*** INFORMATION GIVEN Section Begins ***

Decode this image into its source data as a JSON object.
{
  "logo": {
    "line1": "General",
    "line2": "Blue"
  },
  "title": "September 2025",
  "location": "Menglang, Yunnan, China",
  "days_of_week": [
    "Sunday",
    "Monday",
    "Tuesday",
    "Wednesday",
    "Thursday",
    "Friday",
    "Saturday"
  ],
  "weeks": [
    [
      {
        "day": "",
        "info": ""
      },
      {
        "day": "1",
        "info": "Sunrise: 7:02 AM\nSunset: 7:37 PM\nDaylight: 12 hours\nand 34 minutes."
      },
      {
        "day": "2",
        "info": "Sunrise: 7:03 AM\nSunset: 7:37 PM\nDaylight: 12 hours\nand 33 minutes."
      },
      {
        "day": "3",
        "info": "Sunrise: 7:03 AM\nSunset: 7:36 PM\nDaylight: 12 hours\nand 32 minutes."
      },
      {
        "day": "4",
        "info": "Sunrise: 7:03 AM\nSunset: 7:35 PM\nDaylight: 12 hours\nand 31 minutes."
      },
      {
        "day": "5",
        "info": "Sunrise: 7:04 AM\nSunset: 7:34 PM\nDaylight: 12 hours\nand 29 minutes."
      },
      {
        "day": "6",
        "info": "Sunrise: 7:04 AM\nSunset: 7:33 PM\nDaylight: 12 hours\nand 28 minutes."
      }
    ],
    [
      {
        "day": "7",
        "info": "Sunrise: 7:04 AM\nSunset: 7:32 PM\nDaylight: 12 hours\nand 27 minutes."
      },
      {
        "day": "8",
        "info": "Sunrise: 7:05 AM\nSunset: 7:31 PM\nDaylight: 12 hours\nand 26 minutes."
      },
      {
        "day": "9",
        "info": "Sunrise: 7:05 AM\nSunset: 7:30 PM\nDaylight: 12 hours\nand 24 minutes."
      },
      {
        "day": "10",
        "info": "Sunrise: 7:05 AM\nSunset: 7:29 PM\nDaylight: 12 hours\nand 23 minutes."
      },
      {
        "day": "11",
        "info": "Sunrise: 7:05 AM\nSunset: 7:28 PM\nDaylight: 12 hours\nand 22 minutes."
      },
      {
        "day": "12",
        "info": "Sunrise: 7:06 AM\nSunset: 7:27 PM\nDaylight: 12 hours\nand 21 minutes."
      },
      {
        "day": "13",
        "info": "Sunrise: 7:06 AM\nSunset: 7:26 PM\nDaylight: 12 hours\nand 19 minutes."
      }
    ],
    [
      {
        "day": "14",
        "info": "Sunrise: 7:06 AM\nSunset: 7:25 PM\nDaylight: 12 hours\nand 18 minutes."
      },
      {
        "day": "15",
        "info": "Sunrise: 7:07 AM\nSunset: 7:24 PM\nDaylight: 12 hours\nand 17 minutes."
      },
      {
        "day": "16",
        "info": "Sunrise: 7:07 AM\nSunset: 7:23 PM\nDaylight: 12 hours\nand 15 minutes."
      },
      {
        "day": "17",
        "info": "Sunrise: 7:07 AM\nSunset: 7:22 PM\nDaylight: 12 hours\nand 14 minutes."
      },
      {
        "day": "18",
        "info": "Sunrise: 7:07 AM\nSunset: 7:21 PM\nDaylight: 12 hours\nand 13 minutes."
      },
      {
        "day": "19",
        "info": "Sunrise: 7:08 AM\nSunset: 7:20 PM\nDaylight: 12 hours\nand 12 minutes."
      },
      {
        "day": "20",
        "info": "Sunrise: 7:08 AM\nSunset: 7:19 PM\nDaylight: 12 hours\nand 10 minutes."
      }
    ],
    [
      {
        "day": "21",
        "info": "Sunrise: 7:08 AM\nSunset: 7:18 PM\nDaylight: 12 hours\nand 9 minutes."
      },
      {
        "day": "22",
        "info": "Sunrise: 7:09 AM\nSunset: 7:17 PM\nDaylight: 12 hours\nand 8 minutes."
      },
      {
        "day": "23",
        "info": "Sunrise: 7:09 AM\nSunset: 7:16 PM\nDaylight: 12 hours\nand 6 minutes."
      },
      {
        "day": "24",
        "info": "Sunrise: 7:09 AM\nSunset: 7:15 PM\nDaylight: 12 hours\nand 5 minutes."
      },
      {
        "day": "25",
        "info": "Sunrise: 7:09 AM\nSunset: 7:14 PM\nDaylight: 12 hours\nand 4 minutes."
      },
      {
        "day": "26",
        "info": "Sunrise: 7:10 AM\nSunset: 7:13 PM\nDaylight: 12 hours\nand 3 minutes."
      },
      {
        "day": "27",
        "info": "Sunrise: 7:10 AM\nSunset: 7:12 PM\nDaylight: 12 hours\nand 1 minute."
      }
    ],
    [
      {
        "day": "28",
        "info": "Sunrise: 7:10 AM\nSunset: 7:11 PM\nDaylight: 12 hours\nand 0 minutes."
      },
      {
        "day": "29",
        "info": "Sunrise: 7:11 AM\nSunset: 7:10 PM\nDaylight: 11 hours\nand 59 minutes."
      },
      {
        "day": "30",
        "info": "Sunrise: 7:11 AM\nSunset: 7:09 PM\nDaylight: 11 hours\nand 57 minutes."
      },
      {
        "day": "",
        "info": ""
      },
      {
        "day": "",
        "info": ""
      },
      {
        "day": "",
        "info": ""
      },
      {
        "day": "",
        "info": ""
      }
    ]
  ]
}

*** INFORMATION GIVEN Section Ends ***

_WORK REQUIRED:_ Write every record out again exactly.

_WRITTEN RESPONSE:_
Decode this image into its source data as a JSON object.
{
  "logo": {
    "line1": "General",
    "line2": "Blue"
  },
  "title": "September 2025",
  "location": "Menglang, Yunnan, China",
  "days_of_week": [
    "Sunday",
    "Monday",
    "Tuesday",
    "Wednesday",
    "Thursday",
    "Friday",
    "Saturday"
  ],
  "weeks": [
    [
      {
        "day": "",
        "info": ""
      },
      {
        "day": "1",
        "info": "Sunrise: 7:02 AM\nSunset: 7:37 PM\nDaylight: 12 hours\nand 34 minutes."
      },
      {
        "day": "2",
        "info": "Sunrise: 7:03 AM\nSunset: 7:37 PM\nDaylight: 12 hours\nand 33 minutes."
      },
      {
        "day": "3",
        "info": "Sunrise: 7:03 AM\nSunset: 7:36 PM\nDaylight: 12 hours\nand 32 minutes."
      },
      {
        "day": "4",
        "info": "Sunrise: 7:03 AM\nSunset: 7:35 PM\nDaylight: 12 hours\nand 31 minutes."
      },
      {
        "day": "5",
        "info": "Sunrise: 7:04 AM\nSunset: 7:34 PM\nDaylight: 12 hours\nand 29 minutes."
      },
      {
        "day": "6",
        "info": "Sunrise: 7:04 AM\nSunset: 7:33 PM\nDaylight: 12 hours\nand 28 minutes."
      }
    ],
    [
      {
        "day": "7",
        "info": "Sunrise: 7:04 AM\nSunset: 7:32 PM\nDaylight: 12 hours\nand 27 minutes."
      },
      {
        "day": "8",
        "info": "Sunrise: 7:05 AM\nSunset: 7:31 PM\nDaylight: 12 hours\nand 26 minutes."
      },
      {
        "day": "9",
        "info": "Sunrise: 7:05 AM\nSunset: 7:30 PM\nDaylight: 12 hours\nand 24 minutes."
      },
      {
        "day": "10",
        "info": "Sunrise: 7:05 AM\nSunset: 7:29 PM\nDaylight: 12 hours\nand 23 minutes."
      },
      {
        "day": "11",
        "info": "Sunrise: 7:05 AM\nSunset: 7:28 PM\nDaylight: 12 hours\nand 22 minutes."
      },
      {
        "day": "12",
        "info": "Sunrise: 7:06 AM\nSunset: 7:27 PM\nDaylight: 12 hours\nand 21 minutes."
      },
      {
        "day": "13",
        "info": "Sunrise: 7:06 AM\nSunset: 7:26 PM\nDaylight: 12 hours\nand 19 minutes."
      }
    ],
    [
      {
        "day": "14",
        "info": "Sunrise: 7:06 AM\nSunset: 7:25 PM\nDaylight: 12 hours\nand 18 minutes."
      },
      {
        "day": "15",
        "info": "Sunrise: 7:07 AM\nSunset: 7:24 PM\nDaylight: 12 hours\nand 17 minutes."
      },
      {
        "day": "16",
        "info": "Sunrise: 7:07 AM\nSunset: 7:23 PM\nDaylight: 12 hours\nand 15 minutes."
      },
      {
        "day": "17",
        "info": "Sunrise: 7:07 AM\nSunset: 7:22 PM\nDaylight: 12 hours\nand 14 minutes."
      },
      {
        "day": "18",
        "info": "Sunrise: 7:07 AM\nSunset: 7:21 PM\nDaylight: 12 hours\nand 13 minutes."
      },
      {
        "day": "19",
        "info": "Sunrise: 7:08 AM\nSunset: 7:20 PM\nDaylight: 12 hours\nand 12 minutes."
      },
      {
        "day": "20",
        "info": "Sunrise: 7:08 AM\nSunset: 7:19 PM\nDaylight: 12 hours\nand 10 minutes."
      }
    ],
    [
      {
        "day": "21",
        "info": "Sunrise: 7:08 AM\nSunset: 7:18 PM\nDaylight: 12 hours\nand 9 minutes."
      },
      {
        "day": "22",
        "info": "Sunrise: 7:09 AM\nSunset: 7:17 PM\nDaylight: 12 hours\nand 8 minutes."
      },
      {
        "day": "23",
        "info": "Sunrise: 7:09 AM\nSunset: 7:16 PM\nDaylight: 12 hours\nand 6 minutes."
      },
      {
        "day": "24",
        "info": "Sunrise: 7:09 AM\nSunset: 7:15 PM\nDaylight: 12 hours\nand 5 minutes."
      },
      {
        "day": "25",
        "info": "Sunrise: 7:09 AM\nSunset: 7:14 PM\nDaylight: 12 hours\nand 4 minutes."
      },
      {
        "day": "26",
        "info": "Sunrise: 7:10 AM\nSunset: 7:13 PM\nDaylight: 12 hours\nand 3 minutes."
      },
      {
        "day": "27",
        "info": "Sunrise: 7:10 AM\nSunset: 7:12 PM\nDaylight: 12 hours\nand 1 minute."
      }
    ],
    [
      {
        "day": "28",
        "info": "Sunrise: 7:10 AM\nSunset: 7:11 PM\nDaylight: 12 hours\nand 0 minutes."
      },
      {
        "day": "29",
        "info": "Sunrise: 7:11 AM\nSunset: 7:10 PM\nDaylight: 11 hours\nand 59 minutes."
      },
      {
        "day": "30",
        "info": "Sunrise: 7:11 AM\nSunset: 7:09 PM\nDaylight: 11 hours\nand 57 minutes."
      },
      {
        "day": "",
        "info": ""
      },
      {
        "day": "",
        "info": ""
      },
      {
        "day": "",
        "info": ""
      },
      {
        "day": "",
        "info": ""
      }
    ]
  ]
}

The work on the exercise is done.